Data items
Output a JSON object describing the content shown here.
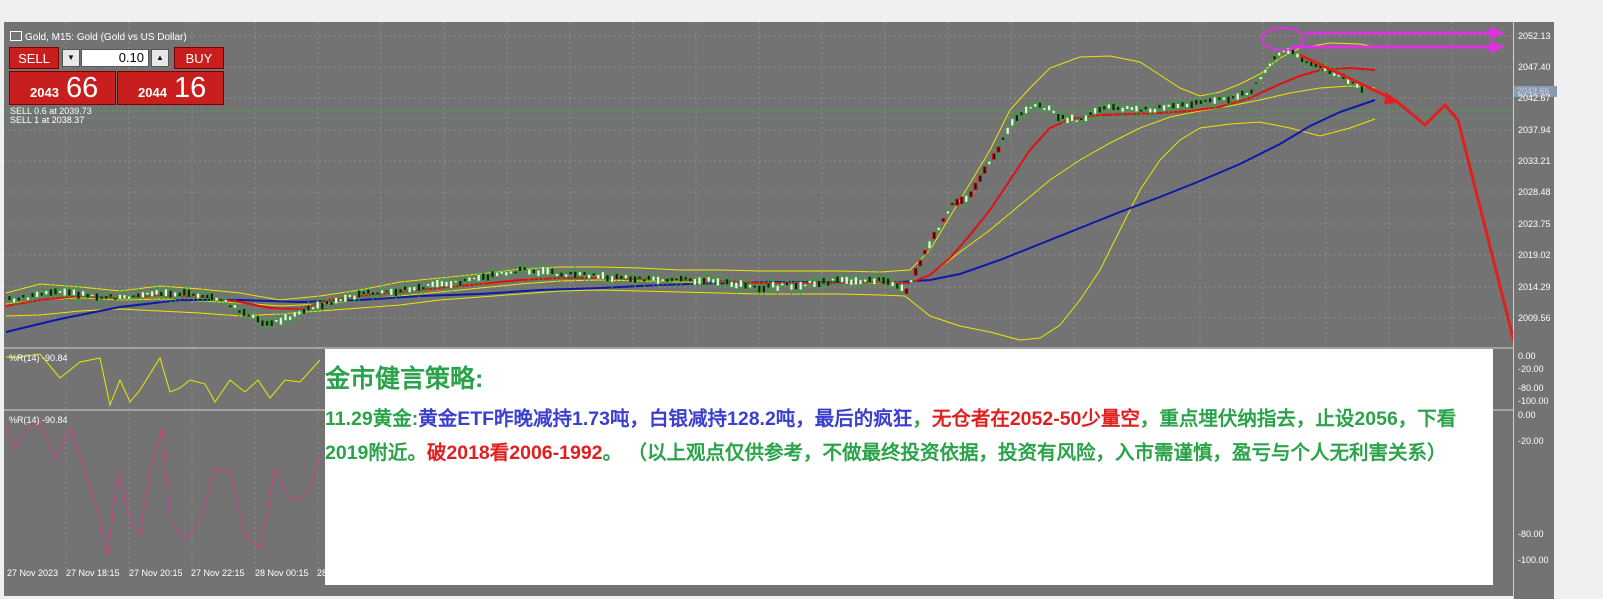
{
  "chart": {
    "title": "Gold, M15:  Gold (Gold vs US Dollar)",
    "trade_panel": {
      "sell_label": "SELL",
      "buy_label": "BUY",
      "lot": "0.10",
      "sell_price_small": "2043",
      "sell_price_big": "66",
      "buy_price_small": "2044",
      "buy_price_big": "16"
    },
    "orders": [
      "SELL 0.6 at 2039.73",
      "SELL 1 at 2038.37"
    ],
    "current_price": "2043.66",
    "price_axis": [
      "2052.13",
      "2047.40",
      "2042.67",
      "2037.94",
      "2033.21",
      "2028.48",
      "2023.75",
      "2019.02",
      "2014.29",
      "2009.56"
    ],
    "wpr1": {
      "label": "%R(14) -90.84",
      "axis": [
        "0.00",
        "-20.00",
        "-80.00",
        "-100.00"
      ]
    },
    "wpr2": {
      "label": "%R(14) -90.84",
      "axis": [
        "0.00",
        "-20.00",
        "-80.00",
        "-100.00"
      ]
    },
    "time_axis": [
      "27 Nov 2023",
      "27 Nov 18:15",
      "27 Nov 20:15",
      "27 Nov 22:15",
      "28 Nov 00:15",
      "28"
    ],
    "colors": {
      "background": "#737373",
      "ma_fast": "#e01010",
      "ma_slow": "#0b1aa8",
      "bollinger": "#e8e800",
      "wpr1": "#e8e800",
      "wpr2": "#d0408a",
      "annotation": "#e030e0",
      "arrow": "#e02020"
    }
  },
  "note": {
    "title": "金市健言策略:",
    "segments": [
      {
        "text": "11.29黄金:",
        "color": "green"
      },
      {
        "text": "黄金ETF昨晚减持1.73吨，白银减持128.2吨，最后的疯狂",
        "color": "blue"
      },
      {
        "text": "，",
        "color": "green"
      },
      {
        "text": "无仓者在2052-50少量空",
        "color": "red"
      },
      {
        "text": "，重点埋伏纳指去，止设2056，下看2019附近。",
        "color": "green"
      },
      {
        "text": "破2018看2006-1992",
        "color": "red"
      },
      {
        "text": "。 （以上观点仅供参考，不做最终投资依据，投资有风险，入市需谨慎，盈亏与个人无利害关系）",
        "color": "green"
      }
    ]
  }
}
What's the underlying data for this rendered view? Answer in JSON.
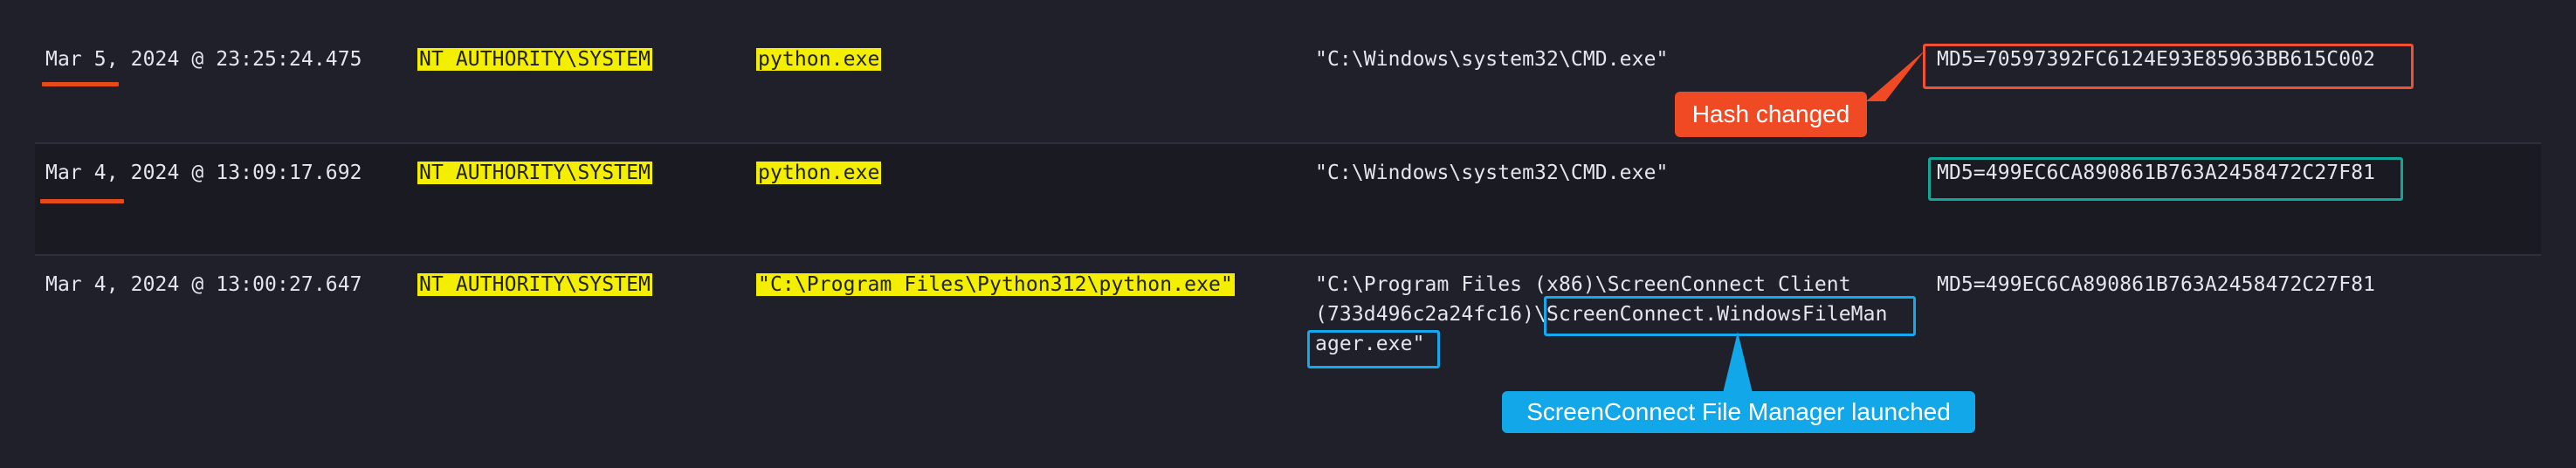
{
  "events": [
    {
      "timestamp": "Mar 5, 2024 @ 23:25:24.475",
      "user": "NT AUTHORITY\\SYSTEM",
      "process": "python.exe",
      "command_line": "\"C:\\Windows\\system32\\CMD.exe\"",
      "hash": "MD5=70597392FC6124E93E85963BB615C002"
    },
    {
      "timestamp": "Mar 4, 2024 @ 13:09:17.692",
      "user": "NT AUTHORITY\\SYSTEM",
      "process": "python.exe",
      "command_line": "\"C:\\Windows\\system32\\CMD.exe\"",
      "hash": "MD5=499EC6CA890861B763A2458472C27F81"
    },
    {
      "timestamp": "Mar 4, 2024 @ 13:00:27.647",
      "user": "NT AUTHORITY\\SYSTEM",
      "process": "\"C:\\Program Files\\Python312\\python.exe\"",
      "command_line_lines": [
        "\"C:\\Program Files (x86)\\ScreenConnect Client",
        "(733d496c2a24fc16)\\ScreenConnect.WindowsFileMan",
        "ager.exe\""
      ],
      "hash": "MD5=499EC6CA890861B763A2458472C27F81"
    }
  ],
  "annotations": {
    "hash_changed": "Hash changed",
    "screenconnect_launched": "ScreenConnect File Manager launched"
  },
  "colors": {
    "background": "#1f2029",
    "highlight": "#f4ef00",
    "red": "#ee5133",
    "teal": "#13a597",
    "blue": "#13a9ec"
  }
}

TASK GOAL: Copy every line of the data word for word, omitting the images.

SOLUTION FOR THIS PROBLEM:
Output a JSON object describing the content shown here.
{
  "chart": {
    "title": "Gold, M15:  Gold (Gold vs US Dollar)",
    "trade_panel": {
      "sell_label": "SELL",
      "buy_label": "BUY",
      "lot": "0.10",
      "sell_price_small": "2043",
      "sell_price_big": "66",
      "buy_price_small": "2044",
      "buy_price_big": "16"
    },
    "orders": [
      "SELL 0.6 at 2039.73",
      "SELL 1 at 2038.37"
    ],
    "current_price": "2043.66",
    "price_axis": [
      "2052.13",
      "2047.40",
      "2042.67",
      "2037.94",
      "2033.21",
      "2028.48",
      "2023.75",
      "2019.02",
      "2014.29",
      "2009.56"
    ],
    "wpr1": {
      "label": "%R(14) -90.84",
      "axis": [
        "0.00",
        "-20.00",
        "-80.00",
        "-100.00"
      ]
    },
    "wpr2": {
      "label": "%R(14) -90.84",
      "axis": [
        "0.00",
        "-20.00",
        "-80.00",
        "-100.00"
      ]
    },
    "time_axis": [
      "27 Nov 2023",
      "27 Nov 18:15",
      "27 Nov 20:15",
      "27 Nov 22:15",
      "28 Nov 00:15",
      "28"
    ],
    "colors": {
      "background": "#737373",
      "ma_fast": "#e01010",
      "ma_slow": "#0b1aa8",
      "bollinger": "#e8e800",
      "wpr1": "#e8e800",
      "wpr2": "#d0408a",
      "annotation": "#e030e0",
      "arrow": "#e02020"
    }
  },
  "note": {
    "title": "金市健言策略:",
    "segments": [
      {
        "text": "11.29黄金:",
        "color": "green"
      },
      {
        "text": "黄金ETF昨晚减持1.73吨，白银减持128.2吨，最后的疯狂",
        "color": "blue"
      },
      {
        "text": "，",
        "color": "green"
      },
      {
        "text": "无仓者在2052-50少量空",
        "color": "red"
      },
      {
        "text": "，重点埋伏纳指去，止设2056，下看2019附近。",
        "color": "green"
      },
      {
        "text": "破2018看2006-1992",
        "color": "red"
      },
      {
        "text": "。 （以上观点仅供参考，不做最终投资依据，投资有风险，入市需谨慎，盈亏与个人无利害关系）",
        "color": "green"
      }
    ]
  }
}
What's the underlying data for this rendered view? Answer in JSON.
{
  "events": [
    {
      "timestamp": "Mar 5, 2024 @ 23:25:24.475",
      "user": "NT AUTHORITY\\SYSTEM",
      "process": "python.exe",
      "command_line": "\"C:\\Windows\\system32\\CMD.exe\"",
      "hash": "MD5=70597392FC6124E93E85963BB615C002"
    },
    {
      "timestamp": "Mar 4, 2024 @ 13:09:17.692",
      "user": "NT AUTHORITY\\SYSTEM",
      "process": "python.exe",
      "command_line": "\"C:\\Windows\\system32\\CMD.exe\"",
      "hash": "MD5=499EC6CA890861B763A2458472C27F81"
    },
    {
      "timestamp": "Mar 4, 2024 @ 13:00:27.647",
      "user": "NT AUTHORITY\\SYSTEM",
      "process": "\"C:\\Program Files\\Python312\\python.exe\"",
      "command_line_lines": [
        "\"C:\\Program Files (x86)\\ScreenConnect Client",
        "(733d496c2a24fc16)\\ScreenConnect.WindowsFileMan",
        "ager.exe\""
      ],
      "hash": "MD5=499EC6CA890861B763A2458472C27F81"
    }
  ],
  "annotations": {
    "hash_changed": "Hash changed",
    "screenconnect_launched": "ScreenConnect File Manager launched"
  },
  "colors": {
    "background": "#1f2029",
    "highlight": "#f4ef00",
    "red": "#ee5133",
    "teal": "#13a597",
    "blue": "#13a9ec"
  }
}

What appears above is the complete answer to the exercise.